**What to work on:**
Every record must appear in the response exactly as given.

**Material shown:**
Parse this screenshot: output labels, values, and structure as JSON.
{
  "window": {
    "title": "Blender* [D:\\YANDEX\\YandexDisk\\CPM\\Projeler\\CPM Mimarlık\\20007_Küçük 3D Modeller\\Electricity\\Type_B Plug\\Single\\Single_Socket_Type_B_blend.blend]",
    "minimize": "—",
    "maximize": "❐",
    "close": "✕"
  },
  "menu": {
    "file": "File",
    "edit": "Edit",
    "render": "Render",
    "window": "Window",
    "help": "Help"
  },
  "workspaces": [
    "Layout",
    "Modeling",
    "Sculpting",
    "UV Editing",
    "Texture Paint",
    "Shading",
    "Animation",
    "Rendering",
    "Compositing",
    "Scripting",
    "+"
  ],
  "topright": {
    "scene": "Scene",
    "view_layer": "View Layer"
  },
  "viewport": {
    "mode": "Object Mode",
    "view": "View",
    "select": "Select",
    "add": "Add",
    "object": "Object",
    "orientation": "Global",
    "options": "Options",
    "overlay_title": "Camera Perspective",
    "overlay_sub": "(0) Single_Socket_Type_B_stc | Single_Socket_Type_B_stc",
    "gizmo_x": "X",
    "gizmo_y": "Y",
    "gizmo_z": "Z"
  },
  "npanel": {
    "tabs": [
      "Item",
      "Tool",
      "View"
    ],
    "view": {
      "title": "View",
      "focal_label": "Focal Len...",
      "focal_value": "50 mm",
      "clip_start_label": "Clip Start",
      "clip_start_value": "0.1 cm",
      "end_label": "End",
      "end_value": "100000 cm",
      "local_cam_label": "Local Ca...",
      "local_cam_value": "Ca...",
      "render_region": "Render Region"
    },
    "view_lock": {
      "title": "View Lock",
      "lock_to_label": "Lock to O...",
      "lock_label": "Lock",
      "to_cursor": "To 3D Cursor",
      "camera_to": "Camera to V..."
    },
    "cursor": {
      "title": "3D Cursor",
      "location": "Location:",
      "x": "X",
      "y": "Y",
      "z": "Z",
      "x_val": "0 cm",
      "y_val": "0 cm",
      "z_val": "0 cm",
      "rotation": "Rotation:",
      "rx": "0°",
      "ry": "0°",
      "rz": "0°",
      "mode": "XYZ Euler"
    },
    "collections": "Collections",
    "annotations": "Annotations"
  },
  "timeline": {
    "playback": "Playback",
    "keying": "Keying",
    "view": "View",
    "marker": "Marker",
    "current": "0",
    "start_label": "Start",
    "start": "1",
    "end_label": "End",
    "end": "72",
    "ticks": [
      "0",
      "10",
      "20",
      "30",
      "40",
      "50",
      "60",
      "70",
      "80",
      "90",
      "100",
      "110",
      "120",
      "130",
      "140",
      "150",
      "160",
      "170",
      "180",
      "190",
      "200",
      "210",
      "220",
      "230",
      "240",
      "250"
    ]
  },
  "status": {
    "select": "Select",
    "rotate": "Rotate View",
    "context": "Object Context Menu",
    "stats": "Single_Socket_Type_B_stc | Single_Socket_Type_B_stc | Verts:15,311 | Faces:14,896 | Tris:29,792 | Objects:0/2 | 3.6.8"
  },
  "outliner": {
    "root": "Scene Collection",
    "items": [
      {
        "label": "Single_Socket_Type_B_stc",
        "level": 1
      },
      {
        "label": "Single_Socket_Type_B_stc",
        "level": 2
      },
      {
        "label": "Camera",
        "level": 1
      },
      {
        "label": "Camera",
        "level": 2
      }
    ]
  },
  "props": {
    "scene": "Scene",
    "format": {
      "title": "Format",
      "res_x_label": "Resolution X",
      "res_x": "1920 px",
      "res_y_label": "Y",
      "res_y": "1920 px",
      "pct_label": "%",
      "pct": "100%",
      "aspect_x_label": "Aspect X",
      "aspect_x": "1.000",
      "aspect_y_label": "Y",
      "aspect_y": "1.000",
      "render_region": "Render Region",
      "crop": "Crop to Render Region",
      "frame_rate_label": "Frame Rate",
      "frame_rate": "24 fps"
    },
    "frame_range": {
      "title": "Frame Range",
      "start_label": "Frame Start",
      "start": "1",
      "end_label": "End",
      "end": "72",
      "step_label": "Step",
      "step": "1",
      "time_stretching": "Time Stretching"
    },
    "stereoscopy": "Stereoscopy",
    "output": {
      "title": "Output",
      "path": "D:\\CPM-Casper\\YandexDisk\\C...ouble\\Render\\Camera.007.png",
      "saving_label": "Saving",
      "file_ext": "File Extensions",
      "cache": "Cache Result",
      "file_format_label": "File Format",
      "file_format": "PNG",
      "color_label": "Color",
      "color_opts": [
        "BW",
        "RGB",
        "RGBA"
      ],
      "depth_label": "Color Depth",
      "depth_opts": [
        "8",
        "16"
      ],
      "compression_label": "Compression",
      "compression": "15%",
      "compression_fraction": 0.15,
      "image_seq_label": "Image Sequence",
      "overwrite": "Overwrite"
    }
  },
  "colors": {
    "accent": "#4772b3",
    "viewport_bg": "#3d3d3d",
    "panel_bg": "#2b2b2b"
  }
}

**Solution to the problem:**
Parse this screenshot: output labels, values, and structure as JSON.
{
  "window": {
    "title": "Blender* [D:\\YANDEX\\YandexDisk\\CPM\\Projeler\\CPM Mimarlık\\20007_Küçük 3D Modeller\\Electricity\\Type_B Plug\\Single\\Single_Socket_Type_B_blend.blend]",
    "minimize": "—",
    "maximize": "❐",
    "close": "✕"
  },
  "menu": {
    "file": "File",
    "edit": "Edit",
    "render": "Render",
    "window": "Window",
    "help": "Help"
  },
  "workspaces": [
    "Layout",
    "Modeling",
    "Sculpting",
    "UV Editing",
    "Texture Paint",
    "Shading",
    "Animation",
    "Rendering",
    "Compositing",
    "Scripting",
    "+"
  ],
  "topright": {
    "scene": "Scene",
    "view_layer": "View Layer"
  },
  "viewport": {
    "mode": "Object Mode",
    "view": "View",
    "select": "Select",
    "add": "Add",
    "object": "Object",
    "orientation": "Global",
    "options": "Options",
    "overlay_title": "Camera Perspective",
    "overlay_sub": "(0) Single_Socket_Type_B_stc | Single_Socket_Type_B_stc",
    "gizmo_x": "X",
    "gizmo_y": "Y",
    "gizmo_z": "Z"
  },
  "npanel": {
    "tabs": [
      "Item",
      "Tool",
      "View"
    ],
    "view": {
      "title": "View",
      "focal_label": "Focal Len...",
      "focal_value": "50 mm",
      "clip_start_label": "Clip Start",
      "clip_start_value": "0.1 cm",
      "end_label": "End",
      "end_value": "100000 cm",
      "local_cam_label": "Local Ca...",
      "local_cam_value": "Ca...",
      "render_region": "Render Region"
    },
    "view_lock": {
      "title": "View Lock",
      "lock_to_label": "Lock to O...",
      "lock_label": "Lock",
      "to_cursor": "To 3D Cursor",
      "camera_to": "Camera to V..."
    },
    "cursor": {
      "title": "3D Cursor",
      "location": "Location:",
      "x": "X",
      "y": "Y",
      "z": "Z",
      "x_val": "0 cm",
      "y_val": "0 cm",
      "z_val": "0 cm",
      "rotation": "Rotation:",
      "rx": "0°",
      "ry": "0°",
      "rz": "0°",
      "mode": "XYZ Euler"
    },
    "collections": "Collections",
    "annotations": "Annotations"
  },
  "timeline": {
    "playback": "Playback",
    "keying": "Keying",
    "view": "View",
    "marker": "Marker",
    "current": "0",
    "start_label": "Start",
    "start": "1",
    "end_label": "End",
    "end": "72",
    "ticks": [
      "0",
      "10",
      "20",
      "30",
      "40",
      "50",
      "60",
      "70",
      "80",
      "90",
      "100",
      "110",
      "120",
      "130",
      "140",
      "150",
      "160",
      "170",
      "180",
      "190",
      "200",
      "210",
      "220",
      "230",
      "240",
      "250"
    ]
  },
  "status": {
    "select": "Select",
    "rotate": "Rotate View",
    "context": "Object Context Menu",
    "stats": "Single_Socket_Type_B_stc | Single_Socket_Type_B_stc | Verts:15,311 | Faces:14,896 | Tris:29,792 | Objects:0/2 | 3.6.8"
  },
  "outliner": {
    "root": "Scene Collection",
    "items": [
      {
        "label": "Single_Socket_Type_B_stc",
        "level": 1
      },
      {
        "label": "Single_Socket_Type_B_stc",
        "level": 2
      },
      {
        "label": "Camera",
        "level": 1
      },
      {
        "label": "Camera",
        "level": 2
      }
    ]
  },
  "props": {
    "scene": "Scene",
    "format": {
      "title": "Format",
      "res_x_label": "Resolution X",
      "res_x": "1920 px",
      "res_y_label": "Y",
      "res_y": "1920 px",
      "pct_label": "%",
      "pct": "100%",
      "aspect_x_label": "Aspect X",
      "aspect_x": "1.000",
      "aspect_y_label": "Y",
      "aspect_y": "1.000",
      "render_region": "Render Region",
      "crop": "Crop to Render Region",
      "frame_rate_label": "Frame Rate",
      "frame_rate": "24 fps"
    },
    "frame_range": {
      "title": "Frame Range",
      "start_label": "Frame Start",
      "start": "1",
      "end_label": "End",
      "end": "72",
      "step_label": "Step",
      "step": "1",
      "time_stretching": "Time Stretching"
    },
    "stereoscopy": "Stereoscopy",
    "output": {
      "title": "Output",
      "path": "D:\\CPM-Casper\\YandexDisk\\C...ouble\\Render\\Camera.007.png",
      "saving_label": "Saving",
      "file_ext": "File Extensions",
      "cache": "Cache Result",
      "file_format_label": "File Format",
      "file_format": "PNG",
      "color_label": "Color",
      "color_opts": [
        "BW",
        "RGB",
        "RGBA"
      ],
      "depth_label": "Color Depth",
      "depth_opts": [
        "8",
        "16"
      ],
      "compression_label": "Compression",
      "compression": "15%",
      "compression_fraction": 0.15,
      "image_seq_label": "Image Sequence",
      "overwrite": "Overwrite"
    }
  },
  "colors": {
    "accent": "#4772b3",
    "viewport_bg": "#3d3d3d",
    "panel_bg": "#2b2b2b"
  }
}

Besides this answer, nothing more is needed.